[Source material Boundary: Start]

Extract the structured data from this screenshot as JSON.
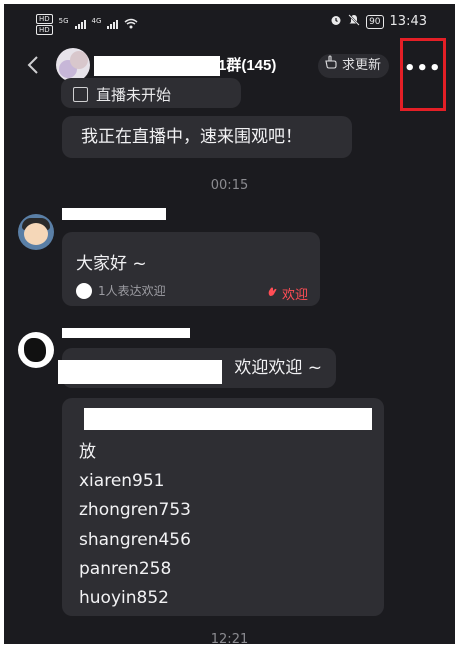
{
  "status_bar": {
    "sim1": "HD",
    "sim2": "HD",
    "net1": "5G",
    "net2": "4G",
    "battery": "90",
    "time": "13:43"
  },
  "header": {
    "back_icon": "chevron-left-icon",
    "title": "1群(145)",
    "update_button_label": "求更新",
    "more_icon": "more-dots-icon"
  },
  "messages": [
    {
      "text": "直播未开始",
      "partial": true
    },
    {
      "text": "我正在直播中，速来围观吧！"
    }
  ],
  "timestamps": [
    "00:15",
    "12:21"
  ],
  "greeting": {
    "text": "大家好 ~",
    "reaction_summary": "1人表达欢迎",
    "welcome_label": "欢迎"
  },
  "welcome_reply": "欢迎欢迎 ~",
  "list_message": {
    "lines": [
      "放",
      "xiaren951",
      "zhongren753",
      "shangren456",
      "panren258",
      "huoyin852"
    ]
  },
  "colors": {
    "background": "#1b1b1f",
    "bubble": "#2e2e33",
    "accent_red": "#ff4d55",
    "highlight_box": "#e41f26"
  }
}
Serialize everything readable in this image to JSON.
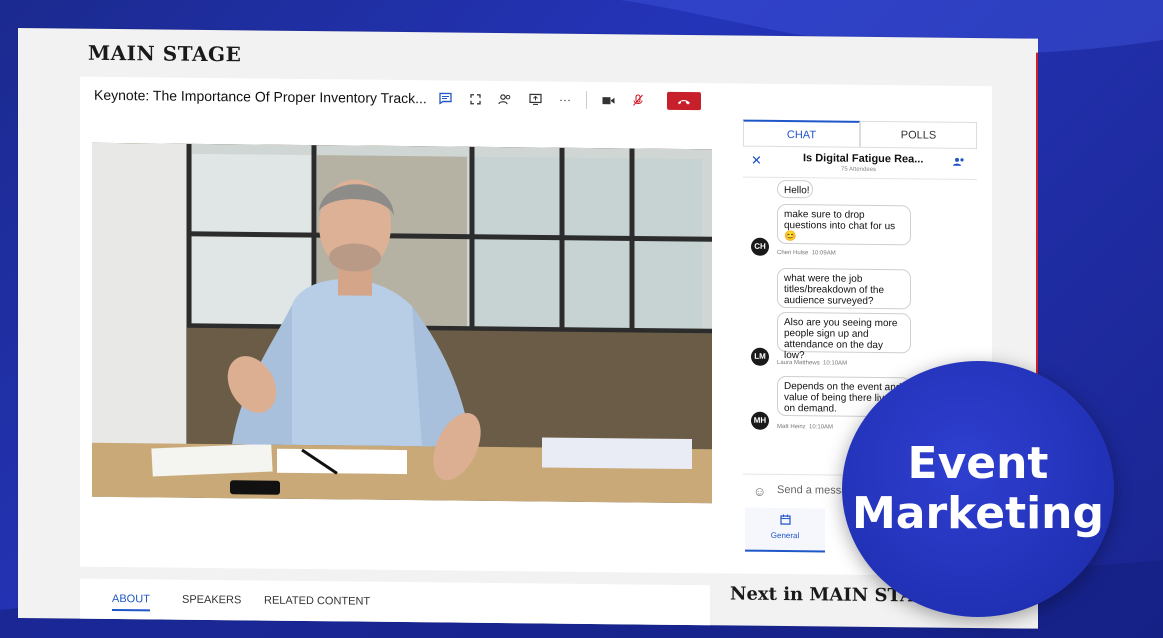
{
  "page": {
    "title": "MAIN STAGE"
  },
  "session": {
    "title": "Keynote: The Importance Of Proper Inventory Track..."
  },
  "sidebar": {
    "tabs": [
      {
        "label": "CHAT"
      },
      {
        "label": "POLLS"
      }
    ],
    "room": {
      "name": "Is Digital Fatigue Rea...",
      "attendees": "75 Attendees"
    },
    "messages": [
      {
        "text": "Hello!"
      },
      {
        "text": "make sure to drop questions into chat for us 😊",
        "author": "Cheri Hulse",
        "time": "10:09AM",
        "initials": "CH"
      },
      {
        "text": "what were the job titles/breakdown of the audience surveyed?"
      },
      {
        "text": "Also are you seeing more people sign up and attendance on the day low?",
        "author": "Laura Matthews",
        "time": "10:10AM",
        "initials": "LM"
      },
      {
        "text": "Depends on the event and value of being there live or on demand.",
        "author": "Matt Heinz",
        "time": "10:10AM",
        "initials": "MH"
      }
    ],
    "send_placeholder": "Send a message...",
    "nav_general": "General"
  },
  "lower": {
    "tabs": [
      {
        "label": "ABOUT"
      },
      {
        "label": "SPEAKERS"
      },
      {
        "label": "RELATED CONTENT"
      }
    ],
    "next_title": "Next in MAIN STAGE"
  },
  "badge": {
    "line1": "Event",
    "line2": "Marketing"
  },
  "icons": {
    "chat": "chat-icon",
    "fullscreen": "fullscreen-icon",
    "people": "people-icon",
    "share": "share-screen-icon",
    "more": "more-icon",
    "camera": "camera-icon",
    "mic": "mic-muted-icon",
    "end": "end-call-icon"
  },
  "colors": {
    "accent": "#1f56c8",
    "danger": "#c8202a",
    "badge": "#2434b8"
  }
}
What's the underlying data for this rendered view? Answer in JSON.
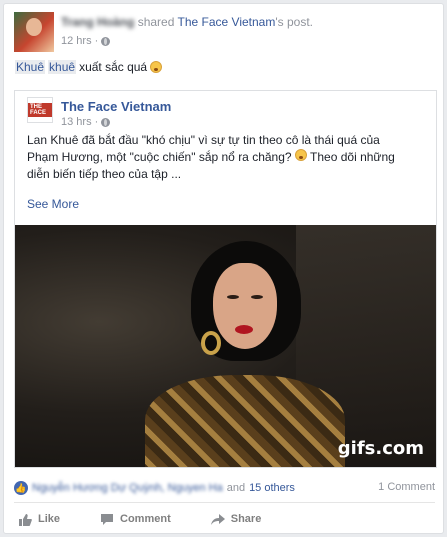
{
  "post": {
    "author": "Trang Hoàng",
    "shared_word": "shared",
    "shared_page": "The Face Vietnam",
    "shared_suffix": "'s post.",
    "time": "12 hrs",
    "status_tag1": "Khuê",
    "status_tag2": "khuê",
    "status_text": "xuất sắc quá"
  },
  "shared": {
    "page_name": "The Face Vietnam",
    "logo_text": "THE FACE",
    "time": "13 hrs",
    "text_line1": "Lan Khuê đã bắt đầu \"khó chịu\" vì sự tự tin theo cô là thái quá của",
    "text_line2": "Phạm Hương, một \"cuộc chiến\" sắp nổ ra chăng?",
    "text_line2_after": "Theo dõi những",
    "text_line3": "diễn biến tiếp theo của tập ...",
    "see_more": "See More",
    "watermark": "gifs.com"
  },
  "footer": {
    "reaction_names": "Nguyễn Hương Dự Quỳnh, Nguyen Ha",
    "reaction_and": "and",
    "reaction_others": "15 others",
    "comments": "1 Comment",
    "like": "Like",
    "comment": "Comment",
    "share": "Share"
  },
  "icons": {
    "privacy": "globe-icon",
    "emoji": "smile-emoji-icon",
    "reaction": "like-reaction-icon"
  },
  "colors": {
    "link": "#365899",
    "meta": "#90949c",
    "like_blue": "#4267b2"
  }
}
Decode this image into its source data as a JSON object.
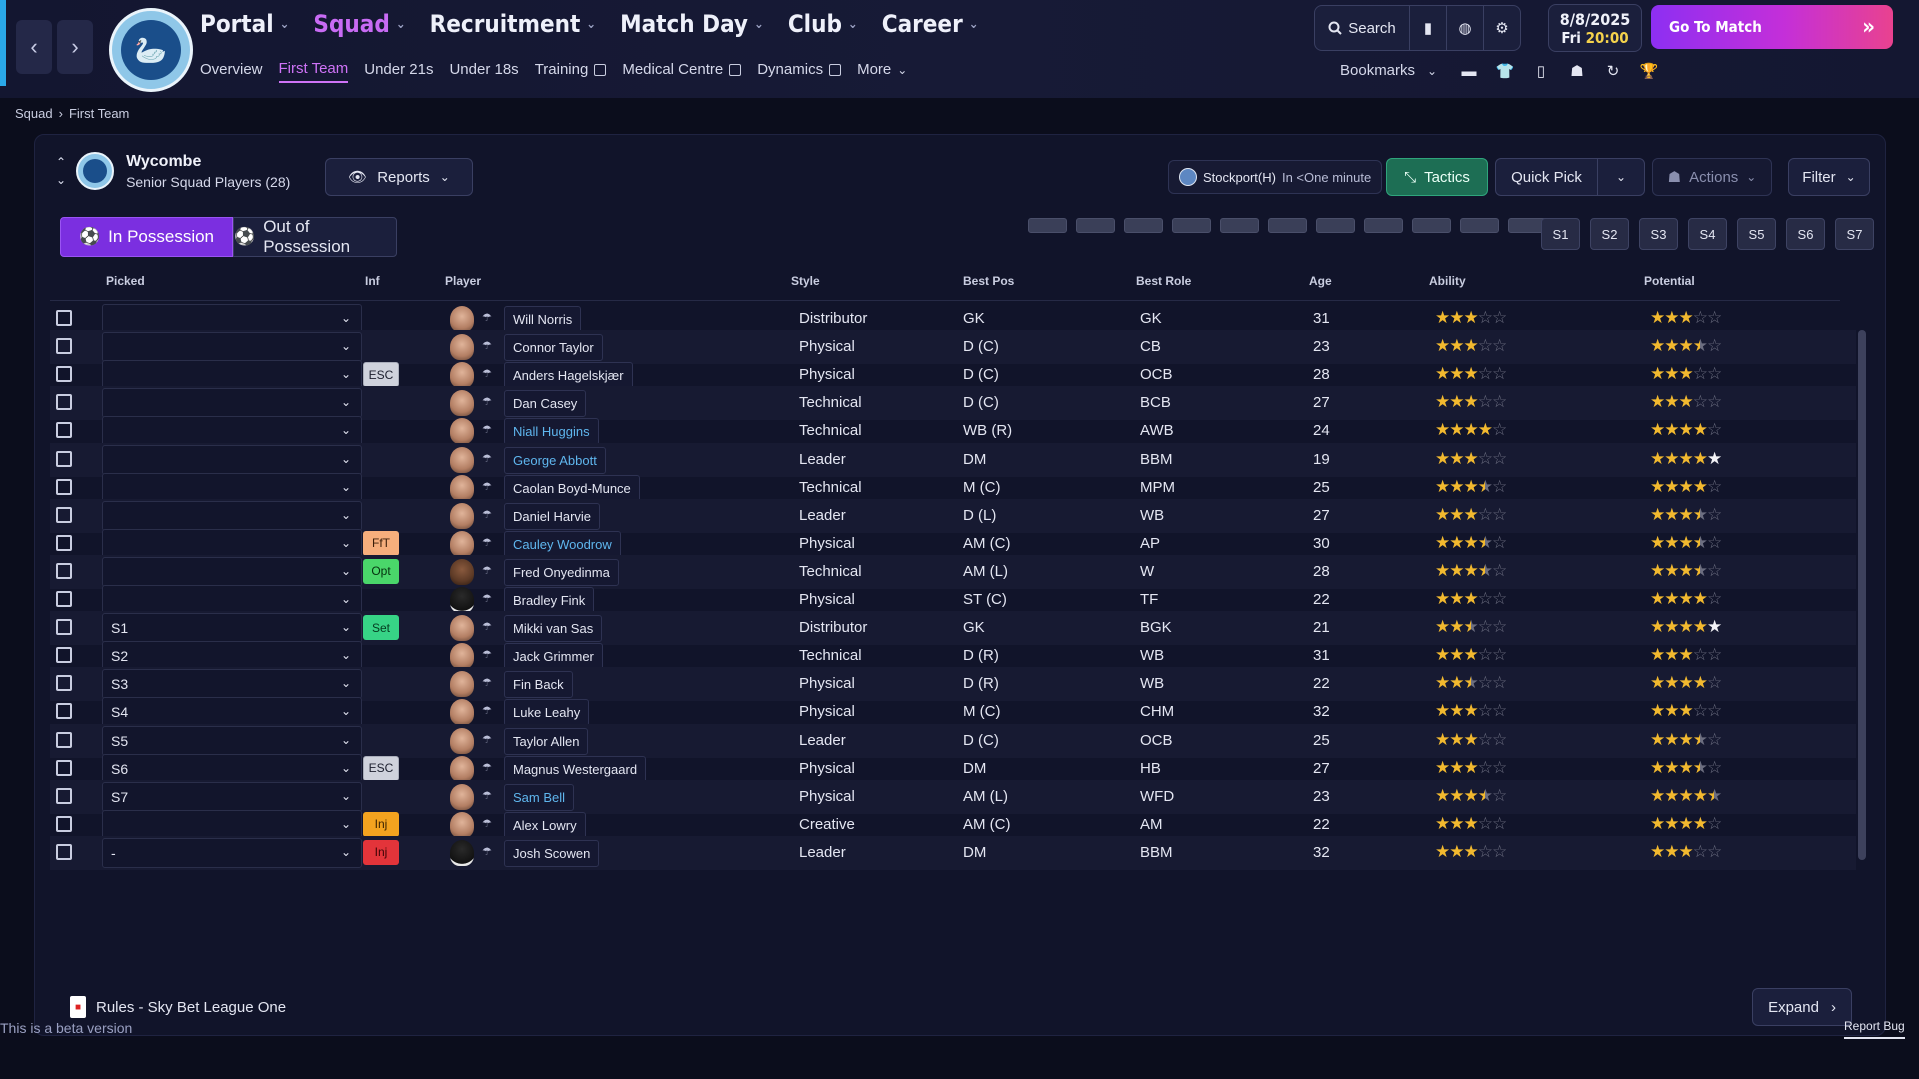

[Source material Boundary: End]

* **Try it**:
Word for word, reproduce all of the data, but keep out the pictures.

* **Solution for this task**:
Extract the structured data from this screenshot as JSON.
{
  "status_bar": {
    "sim1": "HD",
    "sim2": "HD",
    "net1": "5G",
    "net2": "4G",
    "battery": "90",
    "time": "13:43"
  },
  "header": {
    "back_icon": "chevron-left-icon",
    "title": "1群(145)",
    "update_button_label": "求更新",
    "more_icon": "more-dots-icon"
  },
  "messages": [
    {
      "text": "直播未开始",
      "partial": true
    },
    {
      "text": "我正在直播中，速来围观吧！"
    }
  ],
  "timestamps": [
    "00:15",
    "12:21"
  ],
  "greeting": {
    "text": "大家好 ~",
    "reaction_summary": "1人表达欢迎",
    "welcome_label": "欢迎"
  },
  "welcome_reply": "欢迎欢迎 ~",
  "list_message": {
    "lines": [
      "放",
      "xiaren951",
      "zhongren753",
      "shangren456",
      "panren258",
      "huoyin852"
    ]
  },
  "colors": {
    "background": "#1b1b1f",
    "bubble": "#2e2e33",
    "accent_red": "#ff4d55",
    "highlight_box": "#e41f26"
  }
}
Serialize everything readable in this image to JSON.
{
  "page": {
    "title": "MAIN STAGE"
  },
  "session": {
    "title": "Keynote: The Importance Of Proper Inventory Track..."
  },
  "sidebar": {
    "tabs": [
      {
        "label": "CHAT"
      },
      {
        "label": "POLLS"
      }
    ],
    "room": {
      "name": "Is Digital Fatigue Rea...",
      "attendees": "75 Attendees"
    },
    "messages": [
      {
        "text": "Hello!"
      },
      {
        "text": "make sure to drop questions into chat for us 😊",
        "author": "Cheri Hulse",
        "time": "10:09AM",
        "initials": "CH"
      },
      {
        "text": "what were the job titles/breakdown of the audience surveyed?"
      },
      {
        "text": "Also are you seeing more people sign up and attendance on the day low?",
        "author": "Laura Matthews",
        "time": "10:10AM",
        "initials": "LM"
      },
      {
        "text": "Depends on the event and value of being there live or on demand.",
        "author": "Matt Heinz",
        "time": "10:10AM",
        "initials": "MH"
      }
    ],
    "send_placeholder": "Send a message...",
    "nav_general": "General"
  },
  "lower": {
    "tabs": [
      {
        "label": "ABOUT"
      },
      {
        "label": "SPEAKERS"
      },
      {
        "label": "RELATED CONTENT"
      }
    ],
    "next_title": "Next in MAIN STAGE"
  },
  "badge": {
    "line1": "Event",
    "line2": "Marketing"
  },
  "icons": {
    "chat": "chat-icon",
    "fullscreen": "fullscreen-icon",
    "people": "people-icon",
    "share": "share-screen-icon",
    "more": "more-icon",
    "camera": "camera-icon",
    "mic": "mic-muted-icon",
    "end": "end-call-icon"
  },
  "colors": {
    "accent": "#1f56c8",
    "danger": "#c8202a",
    "badge": "#2434b8"
  }
}
What's the underlying data for this rendered view? Answer in JSON.
{
  "post": {
    "author": "Trang Hoàng",
    "shared_word": "shared",
    "shared_page": "The Face Vietnam",
    "shared_suffix": "'s post.",
    "time": "12 hrs",
    "status_tag1": "Khuê",
    "status_tag2": "khuê",
    "status_text": "xuất sắc quá"
  },
  "shared": {
    "page_name": "The Face Vietnam",
    "logo_text": "THE FACE",
    "time": "13 hrs",
    "text_line1": "Lan Khuê đã bắt đầu \"khó chịu\" vì sự tự tin theo cô là thái quá của",
    "text_line2": "Phạm Hương, một \"cuộc chiến\" sắp nổ ra chăng?",
    "text_line2_after": "Theo dõi những",
    "text_line3": "diễn biến tiếp theo của tập ...",
    "see_more": "See More",
    "watermark": "gifs.com"
  },
  "footer": {
    "reaction_names": "Nguyễn Hương Dự Quỳnh, Nguyen Ha",
    "reaction_and": "and",
    "reaction_others": "15 others",
    "comments": "1 Comment",
    "like": "Like",
    "comment": "Comment",
    "share": "Share"
  },
  "icons": {
    "privacy": "globe-icon",
    "emoji": "smile-emoji-icon",
    "reaction": "like-reaction-icon"
  },
  "colors": {
    "link": "#365899",
    "meta": "#90949c",
    "like_blue": "#4267b2"
  }
}
Decode this image into its source data as a JSON object.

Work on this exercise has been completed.